1 a : a restoration of something to its
rightful owner b : a making good of or giving an equivalent for
2 a : the equitable remedy of restoring to an aggrieved party that which was obtained in unjust enrichment b : a remedy for breach of contract that consists of restoring the aggrieved party to the status quo that existed before the contract was made
3 : an amount to be paid for the purpose of restitution <ordered to pay restitution to the victim of his crime> —compare FINE —
Source: Merriam-Webster's Dictionary of Law, © 1996 Merriam-Webster, Inc.
1. To bring back into existence or use; reestablish: restore law and order.
2. To bring back to an original condition: restore a building.
3. To put (someone) back in a former position: restore the emperor to the throne.
4. To make restitution of; give back: restore the stolen funds.
5. An act of restoring: damage too great for restoration.
1. The act of doing hurt or harm to another in return for wrong or injury suffered; satisfaction obtained by repayment of injuries.
2. A desire to repay injuries by inflicting hurt in return.
1. Those who do what is right, as defined by God, are identified as the righteous.
2. The righteous ones are those who have been justified by God through the sacrifice of Jesus, and who remain in Him, doing what is right.
3. Morally upright; without guilt or sin: a righteous parishioner.
4. In accordance with virtue or morality: a righteous judgment.
5. Morally justifiable: righteous anger.
The belief and sense that there is something so wrong with one's self and personhood that no one can fully accept them, and even God can not fix it. A state of hopeless self rejection and emotional pain demonically inspired.
1. A transgression of a religious or moral law, especially when deliberate.
2. Deliberate disobedience to the known will of God.
3. Something regarded as being shameful, deplorable, or utterly wrong.
crime against the Kingdom of God.
The total living entity of an individual spirit human as expressed through a physical body.

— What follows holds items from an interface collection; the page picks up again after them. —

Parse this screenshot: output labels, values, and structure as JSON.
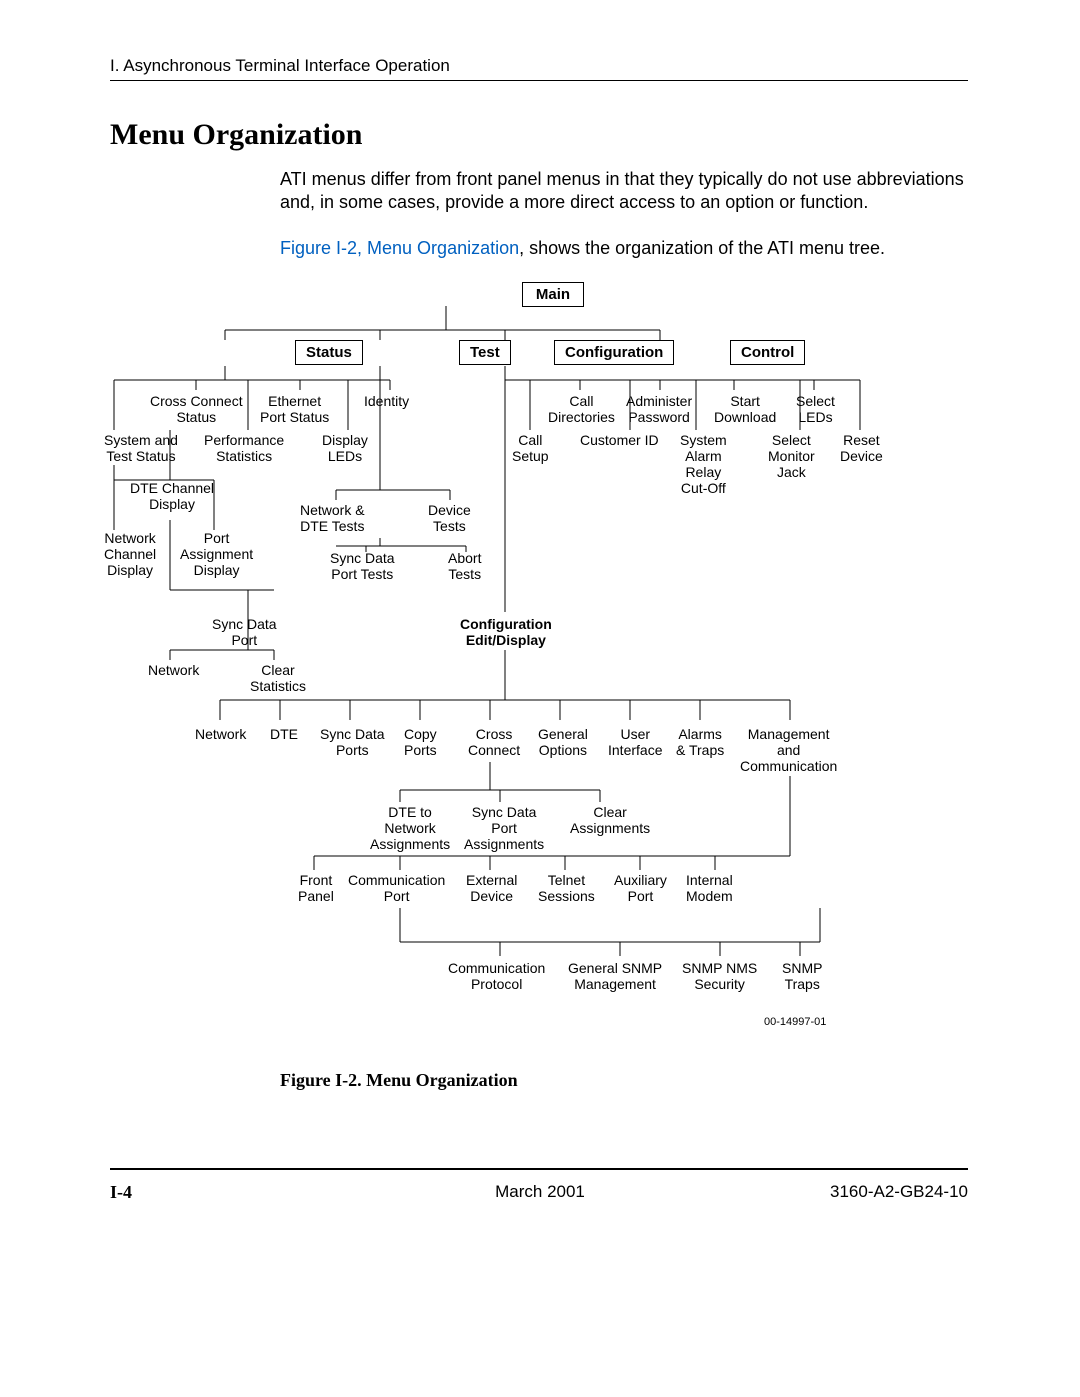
{
  "header": "I. Asynchronous Terminal Interface Operation",
  "title": "Menu Organization",
  "para1": "ATI menus differ from front panel menus in that they typically do not use abbreviations and, in some cases, provide a more direct access to an option or function.",
  "para2_link": "Figure I-2, Menu Organization",
  "para2_rest": ", shows the organization of the ATI menu tree.",
  "caption": "Figure I-2.    Menu Organization",
  "page_num": "I-4",
  "foot_center": "March 2001",
  "foot_right": "3160-A2-GB24-10",
  "diagram_id": "00-14997-01",
  "chart_data": {
    "type": "tree",
    "root": {
      "label": "Main",
      "children": [
        {
          "label": "Status",
          "children": [
            "Cross Connect Status",
            "Ethernet Port Status",
            "Identity",
            "System and Test Status",
            "Performance Statistics",
            "Display LEDs",
            "DTE Channel Display",
            "Network Channel Display",
            "Port Assignment Display",
            {
              "label": "Sync Data Port",
              "children": [
                "Network",
                "Clear Statistics"
              ]
            }
          ]
        },
        {
          "label": "Test",
          "children": [
            "Network & DTE Tests",
            "Device Tests",
            "Sync Data Port Tests",
            "Abort Tests"
          ]
        },
        {
          "label": "Configuration",
          "children": [
            "Call Directories",
            "Administer Password",
            "Start Download",
            "Select LEDs",
            "Call Setup",
            "Customer ID",
            "System Alarm Relay Cut-Off",
            "Select Monitor Jack",
            "Reset Device",
            {
              "label": "Configuration Edit/Display",
              "children": [
                "Network",
                "DTE",
                "Sync Data Ports",
                "Copy Ports",
                {
                  "label": "Cross Connect",
                  "children": [
                    "DTE to Network Assignments",
                    "Sync Data Port Assignments",
                    "Clear Assignments"
                  ]
                },
                "General Options",
                "User Interface",
                "Alarms & Traps",
                {
                  "label": "Management and Communication",
                  "children": [
                    "Front Panel",
                    {
                      "label": "Communication Port",
                      "children": [
                        "Communication Protocol",
                        "General SNMP Management",
                        "SNMP NMS Security",
                        "SNMP Traps"
                      ]
                    },
                    "External Device",
                    "Telnet Sessions",
                    "Auxiliary Port",
                    "Internal Modem"
                  ]
                }
              ]
            }
          ]
        },
        {
          "label": "Control"
        }
      ]
    }
  },
  "boxes": {
    "main": "Main",
    "status": "Status",
    "test": "Test",
    "configuration": "Configuration",
    "control": "Control"
  },
  "labels": {
    "cross_connect_status": "Cross Connect\nStatus",
    "ethernet_port_status": "Ethernet\nPort Status",
    "identity": "Identity",
    "system_test_status": "System and\nTest Status",
    "performance_stats": "Performance\nStatistics",
    "display_leds": "Display\nLEDs",
    "dte_channel_display": "DTE Channel\nDisplay",
    "network_channel_display": "Network\nChannel\nDisplay",
    "port_assignment_display": "Port\nAssignment\nDisplay",
    "network_dte_tests": "Network &\nDTE Tests",
    "device_tests": "Device\nTests",
    "sync_data_port_tests": "Sync Data\nPort Tests",
    "abort_tests": "Abort\nTests",
    "sync_data_port": "Sync Data\nPort",
    "network_leaf": "Network",
    "clear_stats": "Clear\nStatistics",
    "call_directories": "Call\nDirectories",
    "administer_password": "Administer\nPassword",
    "start_download": "Start\nDownload",
    "select_leds": "Select\nLEDs",
    "call_setup": "Call\nSetup",
    "customer_id": "Customer ID",
    "system_alarm": "System\nAlarm\nRelay\nCut-Off",
    "select_monitor_jack": "Select\nMonitor\nJack",
    "reset_device": "Reset\nDevice",
    "config_edit_display": "Configuration\nEdit/Display",
    "cfg_network": "Network",
    "cfg_dte": "DTE",
    "cfg_sync_data_ports": "Sync Data\nPorts",
    "cfg_copy_ports": "Copy\nPorts",
    "cfg_cross_connect": "Cross\nConnect",
    "cfg_general_options": "General\nOptions",
    "cfg_user_interface": "User\nInterface",
    "cfg_alarms_traps": "Alarms\n& Traps",
    "cfg_mgmt_comm": "Management\nand\nCommunication",
    "cc_dte_net": "DTE to\nNetwork\nAssignments",
    "cc_sync_port": "Sync Data\nPort\nAssignments",
    "cc_clear": "Clear\nAssignments",
    "mc_front_panel": "Front\nPanel",
    "mc_comm_port": "Communication\nPort",
    "mc_external_device": "External\nDevice",
    "mc_telnet": "Telnet\nSessions",
    "mc_aux_port": "Auxiliary\nPort",
    "mc_internal_modem": "Internal\nModem",
    "cp_protocol": "Communication\nProtocol",
    "cp_snmp_mgmt": "General SNMP\nManagement",
    "cp_snmp_sec": "SNMP NMS\nSecurity",
    "cp_snmp_traps": "SNMP\nTraps"
  }
}
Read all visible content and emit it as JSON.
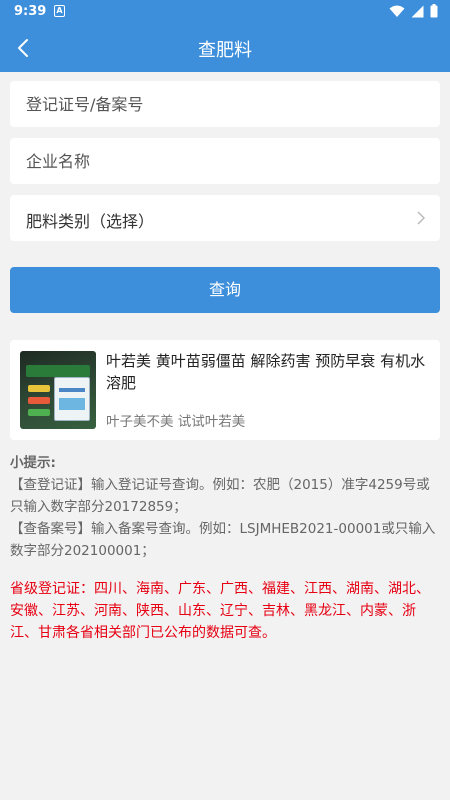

Personality is a good synonym. Soul is derived from the Hebrew word 'nephesh' or 'breathing creature' and is translated as 'soul' 420 times. See Genesis 2:7 for the idea that God blasted spirit breathe into dirt and it came alive. In the Greek New Testament, psuchē, or 'breathe' is used in 36 verses. The idea remains the same. Nephesh or soul is an overarching and general term for man and also for other creatures such as birds, animals, and fish of the sea. Folk lore and tradition tag other meanings and implications on this word which only cloud its meaning.
A situation in which no progress can be made or no advancement is possible. Syn., deadlock, impasse, standstill.
1. Willful betrayal of fidelity, confidence, or trust; perfidy.
2. The act or an instance of such betrayal.
1. Of little significance or value.
2. Ordinary; commonplace.
3. Concerned with or involving trivia.
1. One who is harmed by another.
2. One who is harmed by or made to suffer from an act, circumstance, agency, or condition: victims of war.
3. A person who suffers injury, loss, or death as a result of a voluntary undertaking: You are a victim of your own scheming.
4. A person who is tricked, swindled, or taken advantage of: the victim of a cruel hoax.
1. Evil by nature and in practice: “this wicked man Hitler, the repository and embodiment of many forms of soul-destroying hatred” (Winston S. Churchill).
2. Playfully malicious or mischievous: a wicked prank; a critic's wicked wit.
3. Severe and distressing: a wicked cough; a wicked gash; wicked driving conditions.
4. Highly offensive; obnoxious: a wicked stench.
5. Slang. Strikingly good, effective, or skillful: a wicked curve ball; a wicked imitation.
1. One who can give a firsthand account of something seen, heard, or experienced.
2. One who furnishes evidence.
3. One who is called on to testify before a court.
4. One who is called on to be present at a transaction in order to attest to what takes place.
5. An attestation to a fact, statement, or event; testimony.
1. Not in conformity with fact or truth; incorrect or erroneous.
2. Contrary to conscience, morality, or law; immoral or wicked.
3. Unfair; unjust.
4. Not fitting or suitable; inappropriate or improper.
5. An unjust or injurious act.
6. Something contrary to ethics or morality.
7. An invasion or a violation of another's legal rights.